We recently met with clients who were experiencing some uncertainty surrounding their wealth management plan as they approached retirement. This couple had been our clients for five years and were wanting to retire in six months, which was before the age of 60 for both. They were married and had no children in the home.
They had specific questions about whether they could retain their lifestyle if they retired early. They were hoping to start enjoying retirement as soon as they turned 60. They met with Bridgerland Financial asking if retiring early was even possible given their retirement plan. Would they have enough cash flow to pay for healthcare? And did they have enough invested so that it would last throughout their retirement?
How We Helped
When we met with this couple, we took a look at their entire financial outlook. Did they have any credit card debt or did they have any outstanding tax issues that they would need an influx of cash for? Did they have a proper plan in place if one or both of them needed long-term care? Did they invest sufficiently and appropriately for their retirement? We had to examine all these attributes to see if the couple could retire at the age of 60.
When a client comes to us asking these questions, one of the first aspects we look at is their withdrawal strategy into retirement. In this particular case, we needed to make sure that the couple could withdraw an income to bridge a gap between retirement at age 60 and when they should start collecting Social Security.
As you probably are aware, it is better to wait until your full retirement age, or even age 70, to collect Social Security. Collecting Social Security too early can result in a reduction of your payout permanently, while waiting until age 70 will give you an annual increase of 8% per year past your full retirement age. (1)

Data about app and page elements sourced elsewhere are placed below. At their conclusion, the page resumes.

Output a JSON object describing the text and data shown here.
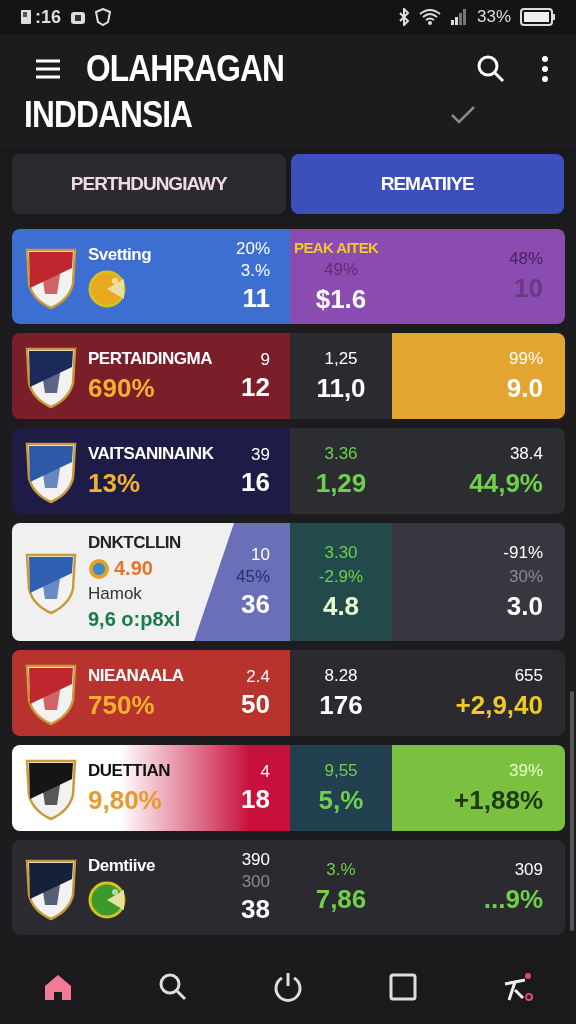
{
  "status_bar": {
    "time": ":16",
    "battery": "33%"
  },
  "header": {
    "title_lines": [
      "OLAHRAGAN",
      "INDDANSIA"
    ]
  },
  "tabs": [
    {
      "label": "PERTHDUNGIAWY",
      "selected": false
    },
    {
      "label": "REMATIIYE",
      "selected": true
    }
  ],
  "cards": [
    {
      "left": {
        "color": "#3d6fd2"
      },
      "name": {
        "text": "Svetting",
        "color": "#ffffff"
      },
      "lines": [
        {
          "kind": "icon",
          "color": "#e8a820"
        }
      ],
      "stats": [
        {
          "text": "20%",
          "kind": "small",
          "color": "#ffffff"
        },
        {
          "text": "3.%",
          "kind": "small",
          "color": "#ffffff"
        },
        {
          "text": "11",
          "kind": "big",
          "color": "#ffffff"
        }
      ],
      "mid": {
        "color": "#8a4cb0",
        "lines": [
          {
            "text": "PEAK AITEK",
            "kind": "label",
            "color": "#f2c82c"
          },
          {
            "text": "49%",
            "kind": "small",
            "color": "#6a2a70"
          },
          {
            "text": "$1.6",
            "kind": "big",
            "color": "#ffffff"
          }
        ]
      },
      "right": {
        "color": "#8a4cb0",
        "lines": [
          {
            "text": "48%",
            "kind": "small",
            "color": "#4a2260"
          },
          {
            "text": "10",
            "kind": "big",
            "color": "#6a3a80"
          }
        ]
      }
    },
    {
      "left": {
        "color": "#7a1f2a"
      },
      "name": {
        "text": "PERTAIDINGMA",
        "color": "#ffffff"
      },
      "lines": [
        {
          "kind": "big",
          "text": "690%",
          "color": "#f2b12c"
        }
      ],
      "stats": [
        {
          "text": "9",
          "kind": "small",
          "color": "#ffffff"
        },
        {
          "text": "12",
          "kind": "big",
          "color": "#ffffff"
        }
      ],
      "mid": {
        "color": "#2b2b2f",
        "lines": [
          {
            "text": "1,25",
            "kind": "small",
            "color": "#ffffff"
          },
          {
            "text": "11,0",
            "kind": "big",
            "color": "#ffffff"
          }
        ]
      },
      "right": {
        "color": "#e3a532",
        "lines": [
          {
            "text": "99%",
            "kind": "small",
            "color": "#ffffff"
          },
          {
            "text": "9.0",
            "kind": "big",
            "color": "#ffffff"
          }
        ]
      }
    },
    {
      "left": {
        "color": "#1e1b46"
      },
      "name": {
        "text": "VAITSANINAINK",
        "color": "#ffffff"
      },
      "lines": [
        {
          "kind": "big",
          "text": "13%",
          "color": "#f2b12c"
        }
      ],
      "stats": [
        {
          "text": "39",
          "kind": "small",
          "color": "#ffffff"
        },
        {
          "text": "16",
          "kind": "big",
          "color": "#ffffff"
        }
      ],
      "mid": {
        "color": "#2c2d30",
        "lines": [
          {
            "text": "3.36",
            "kind": "small",
            "color": "#6fd04a"
          },
          {
            "text": "1,29",
            "kind": "big",
            "color": "#6fd04a"
          }
        ]
      },
      "right": {
        "color": "#2c2d30",
        "lines": [
          {
            "text": "38.4",
            "kind": "small",
            "color": "#ffffff"
          },
          {
            "text": "44,9%",
            "kind": "big",
            "color": "#6fd04a"
          }
        ]
      }
    },
    {
      "left": {
        "color": "#f0f0f0",
        "band": {
          "kind": "split",
          "color": "#6a70b8"
        }
      },
      "name": {
        "text": "DNKTCLLIN",
        "color": "#222222"
      },
      "lines": [
        {
          "kind": "icon-text",
          "text": "4.90",
          "color": "#e8742a"
        },
        {
          "kind": "small",
          "text": "Hamok",
          "color": "#333333"
        },
        {
          "kind": "mid",
          "text": "9,6 o:p8xl",
          "color": "#1a7a4a"
        }
      ],
      "stats": [
        {
          "text": "10",
          "kind": "small",
          "color": "#ffffff"
        },
        {
          "text": "45%",
          "kind": "small",
          "color": "#2a2e70"
        },
        {
          "text": "36",
          "kind": "big",
          "color": "#ffffff"
        }
      ],
      "mid": {
        "color": "#234a4a",
        "lines": [
          {
            "text": "3.30",
            "kind": "small",
            "color": "#6fd04a"
          },
          {
            "text": "-2.9%",
            "kind": "small",
            "color": "#6fd04a"
          },
          {
            "text": "4.8",
            "kind": "big",
            "color": "#e8ffd0"
          }
        ]
      },
      "right": {
        "color": "#38363f",
        "lines": [
          {
            "text": "-91%",
            "kind": "small",
            "color": "#ffffff"
          },
          {
            "text": "30%",
            "kind": "small",
            "color": "#8c8a9c"
          },
          {
            "text": "3.0",
            "kind": "big",
            "color": "#ffffff"
          }
        ]
      }
    },
    {
      "left": {
        "color": "#b8322e"
      },
      "name": {
        "text": "NIEANAALA",
        "color": "#ffffff"
      },
      "lines": [
        {
          "kind": "big",
          "text": "750%",
          "color": "#f2b12c"
        }
      ],
      "stats": [
        {
          "text": "2.4",
          "kind": "small",
          "color": "#ffffff"
        },
        {
          "text": "50",
          "kind": "big",
          "color": "#ffffff"
        }
      ],
      "mid": {
        "color": "#2b2b2f",
        "lines": [
          {
            "text": "8.28",
            "kind": "small",
            "color": "#ffffff"
          },
          {
            "text": "176",
            "kind": "big",
            "color": "#ffffff"
          }
        ]
      },
      "right": {
        "color": "#2b2b2f",
        "lines": [
          {
            "text": "655",
            "kind": "small",
            "color": "#ffffff"
          },
          {
            "text": "+2,9,40",
            "kind": "big",
            "color": "#f0c828"
          }
        ]
      }
    },
    {
      "left": {
        "color": "#ffffff",
        "band": {
          "kind": "fade",
          "color": "#c8103c"
        }
      },
      "name": {
        "text": "DUETTIAN",
        "color": "#111111"
      },
      "lines": [
        {
          "kind": "big",
          "text": "9,80%",
          "color": "#e89a2a"
        }
      ],
      "stats": [
        {
          "text": "4",
          "kind": "small",
          "color": "#ffffff"
        },
        {
          "text": "18",
          "kind": "big",
          "color": "#ffffff"
        }
      ],
      "mid": {
        "color": "#234050",
        "lines": [
          {
            "text": "9,55",
            "kind": "small",
            "color": "#6fd04a"
          },
          {
            "text": "5,%",
            "kind": "big",
            "color": "#6fd04a"
          }
        ]
      },
      "right": {
        "color": "#7cc040",
        "lines": [
          {
            "text": "39%",
            "kind": "small",
            "color": "#e8ffd0"
          },
          {
            "text": "+1,88%",
            "kind": "big",
            "color": "#1e3a14"
          }
        ]
      }
    },
    {
      "left": {
        "color": "#2a2a30"
      },
      "name": {
        "text": "Demtiive",
        "color": "#ffffff"
      },
      "lines": [
        {
          "kind": "icon",
          "color": "#3a9a2a"
        }
      ],
      "stats": [
        {
          "text": "390",
          "kind": "small",
          "color": "#ffffff"
        },
        {
          "text": "300",
          "kind": "small",
          "color": "#8a8a8a"
        },
        {
          "text": "38",
          "kind": "big",
          "color": "#ffffff"
        }
      ],
      "mid": {
        "color": "#2a2a30",
        "lines": [
          {
            "text": "3.%",
            "kind": "small",
            "color": "#6fd04a"
          },
          {
            "text": "7,86",
            "kind": "big",
            "color": "#6fd04a"
          }
        ]
      },
      "right": {
        "color": "#2a2a30",
        "lines": [
          {
            "text": "309",
            "kind": "small",
            "color": "#ffffff"
          },
          {
            "text": "...9%",
            "kind": "big",
            "color": "#6fd04a"
          }
        ]
      }
    }
  ],
  "nav": [
    {
      "kind": "home",
      "selected": true
    },
    {
      "kind": "search",
      "selected": false
    },
    {
      "kind": "power",
      "selected": false
    },
    {
      "kind": "square",
      "selected": false
    },
    {
      "kind": "figure",
      "selected": false
    }
  ]
}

Ultimately, we developed a withdrawal strategy that took into account this couple’s healthcare insurance premiums and other healthcare costs. It also took into account the couple’s pension plan and investment accounts. The withdrawal strategy enabled them to bridge the gap years between retiring at age 60 and the age they started collecting Social Security. This will allow them to maximize their Social Security benefits throughout their life, without putting too much of a burden on their pension plan and investment strategy.
Insurance And Healthcare
This couple was also concerned about being appropriately insured if one or both of them needed long-term care. About half of 65-year-olds today will develop a disability and require long-term care. While most of these people will need services for less than two years, about 14% will require long-term care for more than five years. (2) Needless to say, this is an important factor to discuss with people approaching retirement, especially because normal healthcare does not cover long-term care.
The couple decided to purchase a long-term care insurance plan that offered coverage in the event of needing this type of assistance. This is a wise choice because this type of insurance can help protect your savings from being unnecessarily depleted due to costly long-term care assistance.
They also wanted to make sure both partners would have healthcare insurance coverage if one of them died before they were eligible for Medicare at the age of 65. We referred them to an estate planning attorney, who effectively helped them navigate this issue.
Questions? We’ve Got Answers
By implementing our tools and strategies, these clients were able to retire with confidence at an age that made sense to them. At Bridgerland Financial, we help our clients create wealth management plans that may support their lifestyle into retirement. If you have questions about how we can help you, schedule an appointment online or reach out to us at firstname.lastname@example.org or (435) 535-1630.
This client example represents a composite illustration and should not be construed for a guarantee of similar retirement planning results. Investments in securities do not offer a fix rate of return. Principal, yield and/or share price will fluctuate with changes in market conditions and, when sold or redeemed, you may receive more or less than originally invested. No system or financial planning strategy can guarantee future results.
David Packer is founder and financial advisor at Bridgerland Financial, an independently managed financial firm in Utah. With 20 years of industry experience, David serves his clients by helping them bridge the gap between their working years and their retirement. He provides tailored, comprehensive financial plans to his business owner and individual clients so they can retire with confidence. David has a bachelor’s degree in finance and holds the Chartered Retirement Planning Counselor℠ (CRPC®) credential. Outside of the office, David loves to spend time with his wife and five kids and stay involved in his community. He currently serves on the board of directors of the Cache Valley Chamber of Commerce. He and his wife, Melonie, spent years as foster parents and eventually adopted their foster children. David loves playing and watching all kinds of sports, including officiating high school sports, and won’t turn down a good board or card game. Learn more about David by connecting with him on LinkedIn. You can also register for his recent webinar, What We Do & How We Help here.